University of New England Associate Professor Jeri Fox just got back from one of her legendary field trips. Fox, who is also the coordinator of UNE’s aquaculture and aquarium sciences program, put together a multi-faceted itinerary in which her conservation and ecology students spent time in old Panama City, took a Panama Canal cruise, visited two different native people’s villages, saw a Fair Trade plantation, canopied above the trees, learned how to use simple tools, watched a sea turtle build its nest and – to top it all off – saw a real, live sloth.
“That was a priority for them,” she says.
Fox has been teaching at UNE for 15 years and taken four trips to Panama and several trips to Belize. She says it’s important to get students out of their everyday comfort zones and “make them more worldly.”
“There is something about travel that crystallizes thought,” she has said.
Day to day, though, Fox is also broadening her students’ horizons by teaching the gospel of self-sufficiency when it comes to growing plants and fish. In her younger years, she used to think that aquaculture might solve world hunger problems. Now she has switched her interest from looking at food-supply issues globally to trying to expand the locavore movement from an aquacultural perspective.
Part of her mission – which she promotes with great enthusiasm – is to make UNE an “edible campus,” meaning everything that grows, from the rainbow trout in the aquaponic tanks to the ornamental fruit trees that decorate the campus, could be used to help feed people.
“I’m not saying till all the land and put up a lot of fish cages,” says Fox. “But aquatic seafood production could be knit all together with the production of other foods into a ‘robust pilot study.’”
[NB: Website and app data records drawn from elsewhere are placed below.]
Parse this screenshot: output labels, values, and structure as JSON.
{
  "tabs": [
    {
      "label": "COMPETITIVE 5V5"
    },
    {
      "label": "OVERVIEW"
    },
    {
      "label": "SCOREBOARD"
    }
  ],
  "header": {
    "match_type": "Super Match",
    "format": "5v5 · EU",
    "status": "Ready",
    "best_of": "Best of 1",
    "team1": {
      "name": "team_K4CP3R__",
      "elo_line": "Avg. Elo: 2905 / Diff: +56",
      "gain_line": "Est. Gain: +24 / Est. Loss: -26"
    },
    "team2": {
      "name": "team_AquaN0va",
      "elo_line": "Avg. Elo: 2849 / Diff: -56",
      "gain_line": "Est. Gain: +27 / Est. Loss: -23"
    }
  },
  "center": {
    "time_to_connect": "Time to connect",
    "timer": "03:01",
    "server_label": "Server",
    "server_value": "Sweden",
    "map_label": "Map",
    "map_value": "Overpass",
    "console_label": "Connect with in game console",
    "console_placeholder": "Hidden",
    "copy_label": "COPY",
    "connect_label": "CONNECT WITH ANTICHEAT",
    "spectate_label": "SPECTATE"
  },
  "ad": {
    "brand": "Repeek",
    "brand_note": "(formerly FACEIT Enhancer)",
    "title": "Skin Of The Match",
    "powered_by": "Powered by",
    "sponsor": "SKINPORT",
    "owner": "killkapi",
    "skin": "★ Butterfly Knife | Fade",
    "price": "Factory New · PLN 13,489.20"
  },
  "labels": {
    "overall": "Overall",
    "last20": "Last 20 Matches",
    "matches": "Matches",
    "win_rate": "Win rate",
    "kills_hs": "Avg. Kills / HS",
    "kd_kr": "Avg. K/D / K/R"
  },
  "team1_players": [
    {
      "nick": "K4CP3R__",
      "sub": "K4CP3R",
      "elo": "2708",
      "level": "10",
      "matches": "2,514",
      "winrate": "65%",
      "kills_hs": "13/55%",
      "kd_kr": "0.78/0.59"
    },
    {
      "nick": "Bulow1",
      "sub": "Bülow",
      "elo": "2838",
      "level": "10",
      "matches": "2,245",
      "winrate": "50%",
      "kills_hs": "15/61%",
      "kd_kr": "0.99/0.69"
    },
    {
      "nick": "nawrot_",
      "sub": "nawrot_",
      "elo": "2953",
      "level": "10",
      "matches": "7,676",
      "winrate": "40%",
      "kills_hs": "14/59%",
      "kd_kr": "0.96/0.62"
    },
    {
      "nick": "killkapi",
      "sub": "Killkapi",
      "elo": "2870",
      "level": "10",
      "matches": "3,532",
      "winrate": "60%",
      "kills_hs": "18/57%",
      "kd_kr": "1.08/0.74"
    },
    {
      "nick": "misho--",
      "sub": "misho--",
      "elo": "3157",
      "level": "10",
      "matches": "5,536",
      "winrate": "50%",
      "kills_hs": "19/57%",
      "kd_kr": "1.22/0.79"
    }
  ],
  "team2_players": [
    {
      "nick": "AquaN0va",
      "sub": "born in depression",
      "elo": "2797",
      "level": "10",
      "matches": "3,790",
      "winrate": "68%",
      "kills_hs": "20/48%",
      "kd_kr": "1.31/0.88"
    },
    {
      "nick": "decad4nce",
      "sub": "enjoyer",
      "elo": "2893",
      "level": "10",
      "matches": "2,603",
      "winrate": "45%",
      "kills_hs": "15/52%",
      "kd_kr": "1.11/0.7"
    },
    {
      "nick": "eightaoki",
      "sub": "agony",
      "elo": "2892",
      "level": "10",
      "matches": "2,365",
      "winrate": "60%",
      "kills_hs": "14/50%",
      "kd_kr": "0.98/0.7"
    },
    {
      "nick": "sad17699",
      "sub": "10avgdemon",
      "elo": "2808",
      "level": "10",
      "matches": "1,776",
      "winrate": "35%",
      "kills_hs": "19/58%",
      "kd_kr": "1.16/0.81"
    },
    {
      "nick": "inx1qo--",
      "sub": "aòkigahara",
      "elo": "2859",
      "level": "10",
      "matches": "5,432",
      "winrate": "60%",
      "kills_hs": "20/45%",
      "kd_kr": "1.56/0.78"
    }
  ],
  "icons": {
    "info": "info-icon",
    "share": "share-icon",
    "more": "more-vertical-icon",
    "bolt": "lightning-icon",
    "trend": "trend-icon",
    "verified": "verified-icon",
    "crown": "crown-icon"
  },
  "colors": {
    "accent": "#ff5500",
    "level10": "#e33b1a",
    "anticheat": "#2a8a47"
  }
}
Fox says she is always “fishing around – no pun intended” – for ideas to expand her philosophy. Right now, for example, she’s trying to get funding to purchase some honeybee hives from Australia. She also would like to start tapping the maple trees around campus for syrup.
Her students are growing seaweed year round – a product she calls a wonder food, because all you really have to do is find a good spot for it and watch it grow. Fox says the school could use the kelp for Nori wraps and other seaweed food products in the cafeteria, and to make its own sea salt.
Before coming to Maine 15 years ago, Fox worked in Hawaii, where she did her post-doctoral research on coral reefs. A diver since the age of 14, she worked to create and expand aquaculture resources to slow the damage being done to coral reefs by harvesters of ornamental fish. Since coming to Maine, Fox has seen aquaculture grow to the point where it is second only to Hawaii – and in some years has surpassed the Aloha State – in terms of the production of farmed fish.
“The only thing holding Maine back is attitudes toward aquaculture in the United States,” she says.
Fox is referring to the fact that some aquaculture products are seen as inferior to wild-caught fish products because the fish are grown in cages, and are sometimes treated with antibiotics when and if a bacterial infection threatens the stock. Fish farms are also criticized because their use of small fish as feed may be depleting those wild stocks. And there are those who cite the escape of farmed fish, especially salmon, as reason to fear for the future of wild stocks.
Fox admits there “are always going to be bad apples” in fish farming.
“But the things aquaculture is accused of goes on in all food production industries,” she adds. “We are the new kid on the block. Fish farms are right there and very visible.”
Fox says the worst practices are going on in other countries where such fish as tilapia and shrimp are farmed along the coast of China and Thailand. A year ago, the federal government banned the importation of farmed fish from China because of the presence of contaminants that have been shown to be carcinogenic in lab animals.
Such health scares are all the more reason to subscribe to the locavore movement, Fox says. Here in the U.S., and especially in Maine, “there are a lot of very conscientious people doing innovative things” to ensure the safety of the fish they produce, she says.
Fox is enthusiastic about the future of aquaculture and believes her students will lead the way in the ongong quest to use the ocean in sustainable and ecological ways. “We are overfishing the wild stocks we have,” she says. “The only thing we can do is develop farmed seafood.”